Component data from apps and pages
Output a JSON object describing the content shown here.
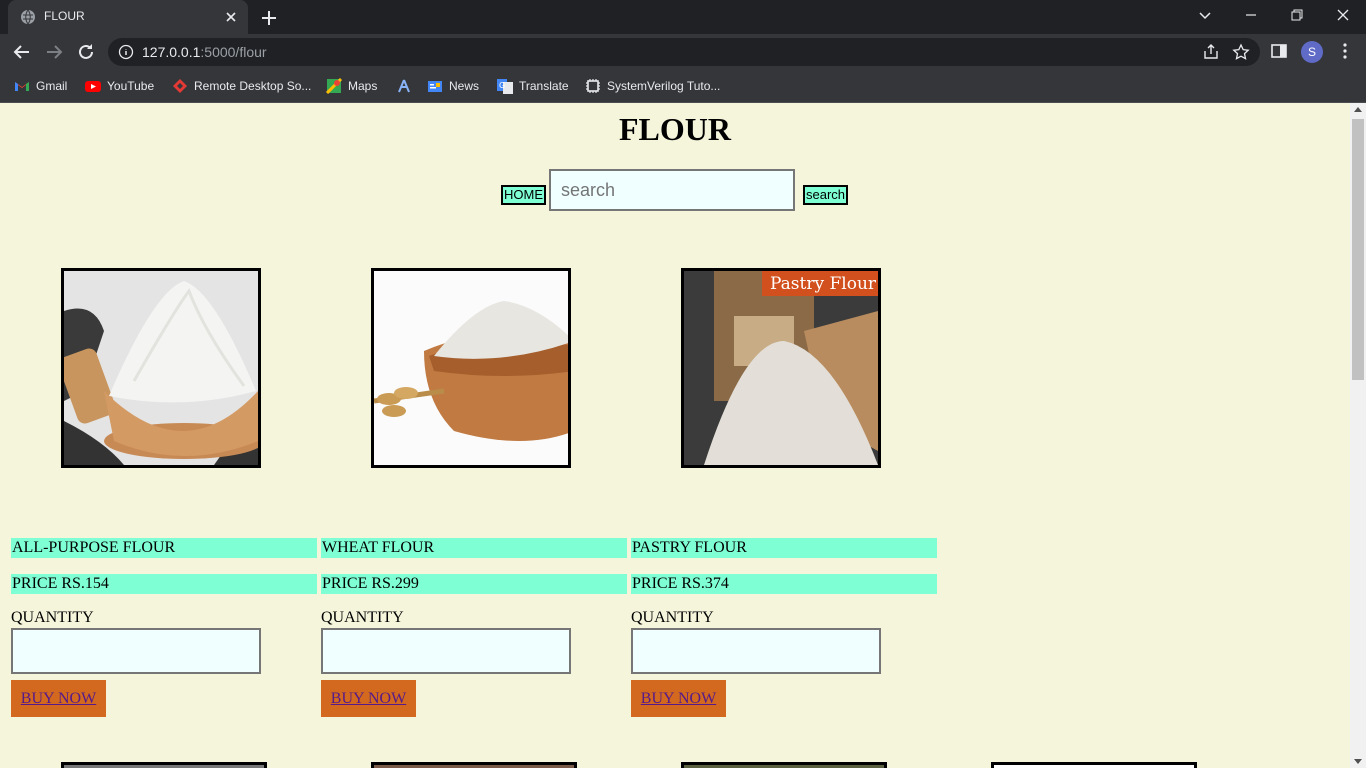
{
  "browser": {
    "tab_title": "FLOUR",
    "url_host": "127.0.0.1",
    "url_path": ":5000/flour",
    "avatar_letter": "S"
  },
  "bookmarks": [
    {
      "label": "Gmail",
      "icon": "gmail-icon"
    },
    {
      "label": "YouTube",
      "icon": "youtube-icon"
    },
    {
      "label": "Remote Desktop So...",
      "icon": "remote-desktop-icon"
    },
    {
      "label": "Maps",
      "icon": "maps-icon"
    },
    {
      "label": "",
      "icon": "bookmark-icon"
    },
    {
      "label": "News",
      "icon": "news-icon"
    },
    {
      "label": "Translate",
      "icon": "translate-icon"
    },
    {
      "label": "SystemVerilog Tuto...",
      "icon": "chip-icon"
    }
  ],
  "page": {
    "title": "FLOUR",
    "home_label": "HOME",
    "search_placeholder": "search",
    "search_label": "search",
    "quantity_label": "QUANTITY",
    "buy_label": "BUY NOW"
  },
  "products": [
    {
      "name": "ALL-PURPOSE FLOUR",
      "price": "PRICE RS.154",
      "image": "flour-bowl-image"
    },
    {
      "name": "WHEAT FLOUR",
      "price": "PRICE RS.299",
      "image": "wheat-flour-image"
    },
    {
      "name": "PASTRY FLOUR",
      "price": "PRICE RS.374",
      "image": "pastry-flour-image",
      "image_caption": "Pastry Flour"
    }
  ],
  "colors": {
    "page_bg": "#f5f5dc",
    "accent": "#7fffd4",
    "buy_button": "#d2691e",
    "input_bg": "#f0ffff"
  }
}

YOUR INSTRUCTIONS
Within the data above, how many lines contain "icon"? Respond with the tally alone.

TASK RESPONSE
8